┌────────

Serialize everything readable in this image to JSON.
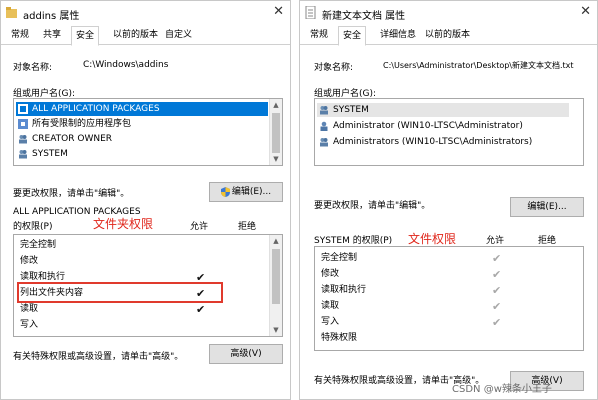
{
  "left": {
    "title": "addins 属性",
    "tabs": [
      "常规",
      "共享",
      "安全",
      "以前的版本",
      "自定义"
    ],
    "object_label": "对象名称:",
    "object_value": "C:\\Windows\\addins",
    "group_label": "组或用户名(G):",
    "groups": [
      "ALL APPLICATION PACKAGES",
      "所有受限制的应用程序包",
      "CREATOR OWNER",
      "SYSTEM"
    ],
    "change_text": "要更改权限，请单击\"编辑\"。",
    "edit_button": "编辑(E)...",
    "perm_label_line1": "ALL APPLICATION PACKAGES",
    "perm_label_line2": "的权限(P)",
    "annotation": "文件夹权限",
    "allow_header": "允许",
    "deny_header": "拒绝",
    "perms": [
      "完全控制",
      "修改",
      "读取和执行",
      "列出文件夹内容",
      "读取",
      "写入"
    ],
    "footer_text": "有关特殊权限或高级设置，请单击\"高级\"。",
    "advanced_button": "高级(V)"
  },
  "right": {
    "title": "新建文本文档 属性",
    "tabs": [
      "常规",
      "安全",
      "详细信息",
      "以前的版本"
    ],
    "object_label": "对象名称:",
    "object_value": "C:\\Users\\Administrator\\Desktop\\新建文本文档.txt",
    "group_label": "组或用户名(G):",
    "groups": [
      "SYSTEM",
      "Administrator (WIN10-LTSC\\Administrator)",
      "Administrators (WIN10-LTSC\\Administrators)"
    ],
    "change_text": "要更改权限，请单击\"编辑\"。",
    "edit_button": "编辑(E)...",
    "perm_label": "SYSTEM 的权限(P)",
    "annotation": "文件权限",
    "allow_header": "允许",
    "deny_header": "拒绝",
    "perms": [
      "完全控制",
      "修改",
      "读取和执行",
      "读取",
      "写入",
      "特殊权限"
    ],
    "footer_text": "有关特殊权限或高级设置，请单击\"高级\"。",
    "advanced_button": "高级(V)",
    "watermark": "CSDN @w辣条小王子"
  },
  "colors": {
    "selection": "#0078d7",
    "annotation": "#e0261b",
    "redbox": "#e03a2d"
  }
}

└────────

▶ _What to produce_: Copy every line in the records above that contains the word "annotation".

▶ _Task result_:
    "annotation": "文件夹权限",
    "annotation": "文件权限",
    "annotation": "#e0261b",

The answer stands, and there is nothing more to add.